Meanwhile sources in Hilary Benn's camp are insisting that the decision to keep him in place as shadow foreign secretary but not allow him to take a dissenting position from the dispatch box won't lead to a material change in the way the two men work together. A source says:

'When you strip away the hysterical and breathless reporting of it, all you have got is two men who do not operate on a 24 hour news cycle and are not influenced by Twitter. These two men are experienced old school politicians who have been able to work in step on most issues and that hasn’t changed.’

So why the limited reshuffle? There is a feeling in the party that Corbyn got what he wanted last night. He doesn't like confrontation, he's not of a temperament that longs for bloody political purges - unlike some of those around him - and he is generally happy to go for free votes. Perhaps the biggest mistake his team made was not to shoot down rumours of a revenge reshuffle sooner.

Update, 10.31am: Hilary Benn has now said that he 'hasn't been muzzled'. 'I'm going to be carrying on, doing my job exactly as before,' he told the BBC:

Written byIsabel Hardman

Isabel Hardman is assistant editor of The Spectator.

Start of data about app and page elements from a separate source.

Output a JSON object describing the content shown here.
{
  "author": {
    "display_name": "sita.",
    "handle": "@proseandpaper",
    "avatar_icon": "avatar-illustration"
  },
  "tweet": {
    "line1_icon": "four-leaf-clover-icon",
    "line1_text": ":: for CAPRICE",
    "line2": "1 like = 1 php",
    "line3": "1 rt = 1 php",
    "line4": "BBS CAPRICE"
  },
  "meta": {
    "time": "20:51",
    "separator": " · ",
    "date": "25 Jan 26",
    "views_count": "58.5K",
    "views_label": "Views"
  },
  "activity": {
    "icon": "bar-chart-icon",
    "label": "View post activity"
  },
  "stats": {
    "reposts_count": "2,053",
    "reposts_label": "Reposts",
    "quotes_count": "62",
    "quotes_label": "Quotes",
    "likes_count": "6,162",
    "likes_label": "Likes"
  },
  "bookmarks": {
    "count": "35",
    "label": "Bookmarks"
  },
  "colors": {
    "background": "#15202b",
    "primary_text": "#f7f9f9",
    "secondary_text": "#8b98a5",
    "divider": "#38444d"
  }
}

She also presents Radio 4’s Week in Westminster and is author of Why We Get The Wrong Politicians.

Topics in this articlePoliticsjeremy corbynlabour party